Born in Addis Ababa, Ethiopia, and raised during the country’s decade-plus period of Communist rule, Sime followed the unlikely path of becoming an artist in an environment where the title was mainly associated with craftspeople. When Sime graduated from art school in 1990, Ethiopia was in the throes of political and economic turmoil. So, with limited resources available, Sime began assembling artworks from assorted refuse. His ever-replenishing source was—and is—the Merkato, a sprawling open-air market, the biggest on the continent, where hundreds of vendors hawk objects passed down a long line of global trade. These beat-up relics of Western consumerism become, under Sime’s hand, malleable and beloved materials. Combining bottle caps, buttons, and discarded clothing, he constructs large, colorful collages that reflect the realities of day-to-day life faced by his fellow Ethiopians.

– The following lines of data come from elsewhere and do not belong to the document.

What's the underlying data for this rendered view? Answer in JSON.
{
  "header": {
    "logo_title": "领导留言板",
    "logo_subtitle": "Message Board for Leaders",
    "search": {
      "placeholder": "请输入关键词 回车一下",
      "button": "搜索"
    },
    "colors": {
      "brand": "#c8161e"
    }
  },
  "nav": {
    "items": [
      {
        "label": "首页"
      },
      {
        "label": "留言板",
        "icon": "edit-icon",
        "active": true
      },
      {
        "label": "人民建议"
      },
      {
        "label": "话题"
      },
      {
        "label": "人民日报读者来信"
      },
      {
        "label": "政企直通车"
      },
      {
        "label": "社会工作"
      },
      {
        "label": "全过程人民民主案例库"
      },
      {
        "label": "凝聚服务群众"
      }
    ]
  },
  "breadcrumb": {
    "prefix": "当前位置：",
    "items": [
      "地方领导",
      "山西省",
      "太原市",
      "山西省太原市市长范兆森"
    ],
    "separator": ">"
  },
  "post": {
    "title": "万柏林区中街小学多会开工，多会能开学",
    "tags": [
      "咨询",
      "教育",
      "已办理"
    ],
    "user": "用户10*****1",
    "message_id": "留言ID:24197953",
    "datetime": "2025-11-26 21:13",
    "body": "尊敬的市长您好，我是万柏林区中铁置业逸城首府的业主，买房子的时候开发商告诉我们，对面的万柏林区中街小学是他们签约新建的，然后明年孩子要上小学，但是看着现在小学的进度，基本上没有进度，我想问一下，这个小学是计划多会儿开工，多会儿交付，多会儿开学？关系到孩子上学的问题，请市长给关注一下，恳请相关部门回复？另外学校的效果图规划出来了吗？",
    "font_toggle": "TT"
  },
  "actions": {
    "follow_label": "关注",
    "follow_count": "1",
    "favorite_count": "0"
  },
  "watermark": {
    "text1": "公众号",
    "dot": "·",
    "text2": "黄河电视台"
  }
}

Past exhibitions have seen Sime experiment with a variety of materials, ranging from clay figurines to the horns of butchered cattle. And while the 12 works in this exhibition are made primarily from inorganic materials—electrical wires, cords, and computer fragments—they’re not without a life of their own. Tightrope 9 (2009), which stretches almost 20 feet and is one of the show’s many expansive pieces, recalls a landscape seen from miles above, where buffed metal meanders through a countryside of circuit boards. Here, Sime transforms individual, broken objects into a life-giving landscape—a process that mirrors the creative reuse of waste at the Merkato, where oil drums and tin cans are repurposed as vessels for water or food.

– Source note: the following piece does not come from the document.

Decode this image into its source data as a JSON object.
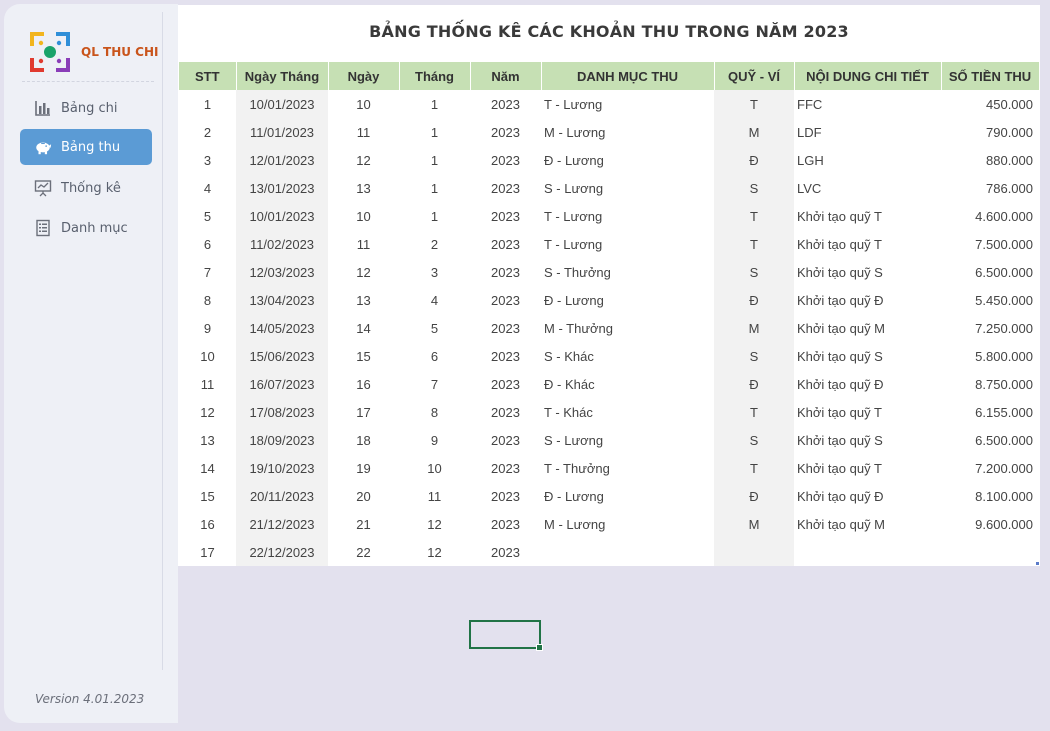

There is a buoyancy to Sime’s works, seen most clearly in two vibrant pieces that appear to cover the entire color spectrum. The massive panels are layered with electrical wires of every hue, coiled and braided into bold, spiraling patterns that are then segmented into squares. (Sime says that he treats the discarded objects “like oil paint, acrylic, or clay.”) From afar, they resemble traditional Ethiopian tapestries; up close, they look like exuberant electrical networks.
But the electronic odds and ends gathered from Ethiopian markets weren’t made there. Most hail from Western countries and represent the profusion of waste left behind by an accelerated consumer culture. By stitching together objects that originated from countries around the world, but that he sourced not far from his Addis Ababa home, Sime speaks to the troubled relationship between the countries that create tremendous amounts of e-waste and those that process it.
“Elias Sime” is on view at James Cohan Gallery, New York, Sep. 10–Oct. 17, 2015